There is a margin for player error here, and there were other times when the game was slightly more generous – but in this particular track, I felt my Joy-Cons were failing me. The feeling of succeeding, pushing forward and perfecting those beats is incredibly satisfying, but it was hard not to feel like luck played an unfair part in some of StreamiGo!’s biggest challenges.
Eventually, I tackled Break Free with Button input – which is by nature more accurate – but even that comes with its own challenges, as it’s fairly sensitive, and will often require you to smash buttons and friction-burn your fingers to get the right notes to register. Too often, you’ll only get a ‘Great’, despite complying with Samba de Amigo‘s tough demands.
Accuracy proved to be a bugbear throughout the harder missions in StreamiGo! – with many of those tougher tracks still lying by the wayside, simply because the inputs are particularly sensitive. With some missions locked behind completion requirements, and many tracks requiring pinpoint beats, StreamiGo! can be equally frustrating as it is joyous.
Still, it’s the dangling carrot of victory that will push you onward, as you attempt and reattempt each bite-sized challenge with a renewed determination. Tracks are short and catchy, and starting over is simple enough. Sometimes, it’s a matter of collecting yourself, keeping an ear on those thumping beats, and telling yourself you can do it.
Break Free had me grinding my teeth. Finally, eventually, completing the track felt like I’d won a battle. And perhaps that feeling erased some of the frustration earned along the way – but it’s still worth noting that high level of challenge, and the many foibles of accurate controls.
In the groove
Once I mentally accepted these caveats – that Samba de Amigo: Party Central can seemingly ruin a good run on a whim – I eventually found myself in a welcome, rhythmic flow state. The challenges of Rhythm Game and StreamiGo! are many, but chasing the endorphin rush of success is compelling, and with a mix of tough and breezy challenges, there is always some incentive to advance.
Getting into the groove and feeling the rhythm with your whole body is brain-tickling. It’s an absolute joy. With my arms burning, Break Free complete, I felt like I’d accomplished something.

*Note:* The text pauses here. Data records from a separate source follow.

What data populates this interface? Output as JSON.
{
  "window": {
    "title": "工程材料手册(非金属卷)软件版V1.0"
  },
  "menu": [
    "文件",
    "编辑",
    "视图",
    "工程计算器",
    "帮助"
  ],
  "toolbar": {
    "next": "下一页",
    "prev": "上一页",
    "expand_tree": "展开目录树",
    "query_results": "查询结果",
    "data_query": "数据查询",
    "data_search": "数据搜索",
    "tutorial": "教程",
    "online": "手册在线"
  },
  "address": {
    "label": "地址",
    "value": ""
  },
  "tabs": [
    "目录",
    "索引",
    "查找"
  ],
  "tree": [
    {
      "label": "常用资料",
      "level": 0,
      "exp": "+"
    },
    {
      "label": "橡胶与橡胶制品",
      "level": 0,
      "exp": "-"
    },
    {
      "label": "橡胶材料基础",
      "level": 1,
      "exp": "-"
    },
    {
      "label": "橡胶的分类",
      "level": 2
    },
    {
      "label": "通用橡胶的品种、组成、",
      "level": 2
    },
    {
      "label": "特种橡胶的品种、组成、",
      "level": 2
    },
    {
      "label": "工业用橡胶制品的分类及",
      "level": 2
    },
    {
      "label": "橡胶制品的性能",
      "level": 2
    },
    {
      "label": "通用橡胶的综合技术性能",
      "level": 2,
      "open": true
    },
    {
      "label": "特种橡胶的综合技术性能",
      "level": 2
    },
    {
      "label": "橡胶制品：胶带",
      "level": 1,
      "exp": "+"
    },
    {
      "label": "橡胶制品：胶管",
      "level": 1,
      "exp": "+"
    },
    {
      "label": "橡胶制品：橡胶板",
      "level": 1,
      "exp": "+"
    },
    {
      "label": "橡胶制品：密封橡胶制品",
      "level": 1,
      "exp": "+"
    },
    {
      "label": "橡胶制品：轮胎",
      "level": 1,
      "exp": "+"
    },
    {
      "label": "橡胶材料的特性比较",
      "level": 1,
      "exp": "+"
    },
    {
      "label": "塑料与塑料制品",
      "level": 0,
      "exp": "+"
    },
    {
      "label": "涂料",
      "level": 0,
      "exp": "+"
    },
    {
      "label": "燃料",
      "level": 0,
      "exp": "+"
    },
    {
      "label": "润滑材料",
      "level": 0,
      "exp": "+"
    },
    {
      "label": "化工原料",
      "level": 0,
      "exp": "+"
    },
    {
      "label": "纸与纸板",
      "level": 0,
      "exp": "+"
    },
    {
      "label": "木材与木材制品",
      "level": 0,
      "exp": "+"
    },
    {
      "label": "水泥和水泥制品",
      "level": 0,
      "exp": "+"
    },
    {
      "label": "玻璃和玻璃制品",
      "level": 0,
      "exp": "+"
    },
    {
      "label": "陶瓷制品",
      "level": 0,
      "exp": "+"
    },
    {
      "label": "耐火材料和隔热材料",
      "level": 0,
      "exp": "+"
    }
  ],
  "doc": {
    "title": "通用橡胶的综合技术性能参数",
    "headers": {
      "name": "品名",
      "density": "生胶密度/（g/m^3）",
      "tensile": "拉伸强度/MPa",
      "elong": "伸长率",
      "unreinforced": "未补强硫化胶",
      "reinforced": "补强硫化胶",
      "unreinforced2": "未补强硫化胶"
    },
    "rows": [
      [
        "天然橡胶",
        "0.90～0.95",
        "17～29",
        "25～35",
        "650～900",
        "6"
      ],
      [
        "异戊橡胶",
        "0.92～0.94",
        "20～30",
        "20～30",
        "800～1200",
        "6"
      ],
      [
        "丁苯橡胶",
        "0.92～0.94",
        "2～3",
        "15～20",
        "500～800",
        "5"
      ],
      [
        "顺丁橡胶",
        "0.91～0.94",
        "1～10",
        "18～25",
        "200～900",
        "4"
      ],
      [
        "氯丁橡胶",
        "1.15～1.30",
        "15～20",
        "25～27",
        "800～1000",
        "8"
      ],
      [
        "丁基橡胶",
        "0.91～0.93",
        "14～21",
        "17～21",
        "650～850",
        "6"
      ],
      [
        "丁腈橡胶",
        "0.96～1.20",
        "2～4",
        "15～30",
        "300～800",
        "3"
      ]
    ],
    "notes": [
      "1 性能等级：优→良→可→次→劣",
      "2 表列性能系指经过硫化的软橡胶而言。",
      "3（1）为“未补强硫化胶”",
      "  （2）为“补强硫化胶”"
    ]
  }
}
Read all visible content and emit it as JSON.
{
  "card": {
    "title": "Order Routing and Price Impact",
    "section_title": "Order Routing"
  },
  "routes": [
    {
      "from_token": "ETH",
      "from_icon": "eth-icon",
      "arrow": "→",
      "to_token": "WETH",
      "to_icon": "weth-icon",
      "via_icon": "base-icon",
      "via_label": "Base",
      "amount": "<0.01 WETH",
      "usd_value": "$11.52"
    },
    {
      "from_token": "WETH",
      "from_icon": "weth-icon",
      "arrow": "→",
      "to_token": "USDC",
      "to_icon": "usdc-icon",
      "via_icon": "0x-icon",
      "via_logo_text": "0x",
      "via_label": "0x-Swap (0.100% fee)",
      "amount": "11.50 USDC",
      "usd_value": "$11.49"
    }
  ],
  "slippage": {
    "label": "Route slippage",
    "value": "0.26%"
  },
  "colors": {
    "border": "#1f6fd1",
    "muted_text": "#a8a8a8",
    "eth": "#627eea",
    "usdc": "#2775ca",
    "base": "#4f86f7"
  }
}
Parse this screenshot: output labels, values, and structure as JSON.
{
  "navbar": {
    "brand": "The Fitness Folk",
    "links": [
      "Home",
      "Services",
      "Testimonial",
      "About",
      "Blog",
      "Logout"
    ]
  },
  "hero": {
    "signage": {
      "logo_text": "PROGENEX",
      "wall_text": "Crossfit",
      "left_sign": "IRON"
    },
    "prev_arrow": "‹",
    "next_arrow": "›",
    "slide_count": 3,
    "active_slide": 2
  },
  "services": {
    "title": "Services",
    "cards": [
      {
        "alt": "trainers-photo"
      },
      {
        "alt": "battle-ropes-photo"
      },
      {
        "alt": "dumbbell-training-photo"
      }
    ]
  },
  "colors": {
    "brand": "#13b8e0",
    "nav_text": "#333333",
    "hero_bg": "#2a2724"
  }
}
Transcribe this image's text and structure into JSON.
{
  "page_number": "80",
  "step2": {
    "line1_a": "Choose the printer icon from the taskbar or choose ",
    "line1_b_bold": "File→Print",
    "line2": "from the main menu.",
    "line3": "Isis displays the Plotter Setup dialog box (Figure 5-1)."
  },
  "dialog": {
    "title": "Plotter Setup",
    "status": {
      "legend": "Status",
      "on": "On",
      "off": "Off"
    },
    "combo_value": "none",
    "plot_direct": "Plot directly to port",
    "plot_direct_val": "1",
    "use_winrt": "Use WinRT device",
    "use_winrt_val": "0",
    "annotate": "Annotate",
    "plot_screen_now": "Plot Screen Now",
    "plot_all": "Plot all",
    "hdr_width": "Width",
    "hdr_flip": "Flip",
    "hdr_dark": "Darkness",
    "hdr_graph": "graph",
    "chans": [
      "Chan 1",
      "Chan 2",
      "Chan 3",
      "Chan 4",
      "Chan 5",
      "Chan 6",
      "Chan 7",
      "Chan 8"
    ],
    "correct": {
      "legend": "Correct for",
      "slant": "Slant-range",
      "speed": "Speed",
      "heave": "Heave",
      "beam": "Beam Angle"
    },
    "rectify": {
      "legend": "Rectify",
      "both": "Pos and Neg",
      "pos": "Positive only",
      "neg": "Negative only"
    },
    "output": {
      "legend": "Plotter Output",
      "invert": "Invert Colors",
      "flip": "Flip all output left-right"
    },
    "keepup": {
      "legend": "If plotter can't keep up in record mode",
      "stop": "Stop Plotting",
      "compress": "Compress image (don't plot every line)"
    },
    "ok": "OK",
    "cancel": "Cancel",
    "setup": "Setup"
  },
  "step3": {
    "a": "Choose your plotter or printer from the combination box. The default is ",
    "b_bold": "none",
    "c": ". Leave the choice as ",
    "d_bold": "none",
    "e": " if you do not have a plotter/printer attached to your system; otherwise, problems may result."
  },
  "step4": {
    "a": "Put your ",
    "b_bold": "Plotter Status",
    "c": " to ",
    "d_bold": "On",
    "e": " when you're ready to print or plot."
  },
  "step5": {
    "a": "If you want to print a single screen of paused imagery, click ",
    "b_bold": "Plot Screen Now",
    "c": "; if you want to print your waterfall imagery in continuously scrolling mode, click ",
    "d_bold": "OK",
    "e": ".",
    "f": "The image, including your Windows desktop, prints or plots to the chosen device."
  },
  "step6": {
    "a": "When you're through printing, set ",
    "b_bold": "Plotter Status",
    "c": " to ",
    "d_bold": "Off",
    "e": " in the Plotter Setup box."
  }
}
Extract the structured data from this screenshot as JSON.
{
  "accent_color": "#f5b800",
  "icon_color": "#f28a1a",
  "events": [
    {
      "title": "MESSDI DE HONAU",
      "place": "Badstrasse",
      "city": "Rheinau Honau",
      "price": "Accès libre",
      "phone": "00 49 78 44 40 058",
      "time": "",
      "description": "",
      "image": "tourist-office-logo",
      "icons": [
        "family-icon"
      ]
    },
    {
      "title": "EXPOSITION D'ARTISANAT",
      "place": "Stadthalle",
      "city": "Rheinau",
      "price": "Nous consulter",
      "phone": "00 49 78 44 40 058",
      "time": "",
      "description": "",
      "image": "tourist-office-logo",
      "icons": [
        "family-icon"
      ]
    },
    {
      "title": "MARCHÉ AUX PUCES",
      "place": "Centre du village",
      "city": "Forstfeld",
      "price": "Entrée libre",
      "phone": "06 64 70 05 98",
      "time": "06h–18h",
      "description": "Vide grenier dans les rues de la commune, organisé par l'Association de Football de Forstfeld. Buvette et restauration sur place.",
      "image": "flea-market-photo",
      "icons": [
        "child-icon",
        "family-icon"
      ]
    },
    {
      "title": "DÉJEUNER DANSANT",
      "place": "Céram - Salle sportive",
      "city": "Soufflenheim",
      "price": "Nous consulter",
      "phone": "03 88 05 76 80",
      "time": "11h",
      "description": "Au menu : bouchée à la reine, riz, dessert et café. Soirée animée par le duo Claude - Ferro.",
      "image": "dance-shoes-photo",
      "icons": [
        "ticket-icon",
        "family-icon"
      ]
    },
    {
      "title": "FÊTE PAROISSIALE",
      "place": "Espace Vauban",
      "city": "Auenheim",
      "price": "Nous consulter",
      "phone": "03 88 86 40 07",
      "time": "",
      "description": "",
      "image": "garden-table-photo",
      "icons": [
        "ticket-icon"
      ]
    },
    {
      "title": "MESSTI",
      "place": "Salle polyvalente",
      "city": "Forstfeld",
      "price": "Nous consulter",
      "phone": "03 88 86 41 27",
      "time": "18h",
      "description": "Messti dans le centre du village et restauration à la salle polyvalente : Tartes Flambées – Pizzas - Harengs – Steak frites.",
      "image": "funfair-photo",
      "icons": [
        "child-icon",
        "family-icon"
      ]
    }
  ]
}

While the other game modes in Samba de Amigo: Party Central are slightly less compelling, in that many are routine and eventually devolve to repetition, on the strength of StreamiGo!, this spin-off is a strong entry in the rhythm game genre.
Three stars: ★★★
Samba de Amigo: Party Central
Platforms: Nintendo Switch
Release Date: 29 August 2023
A copy of Samba de Amigo: Party Central for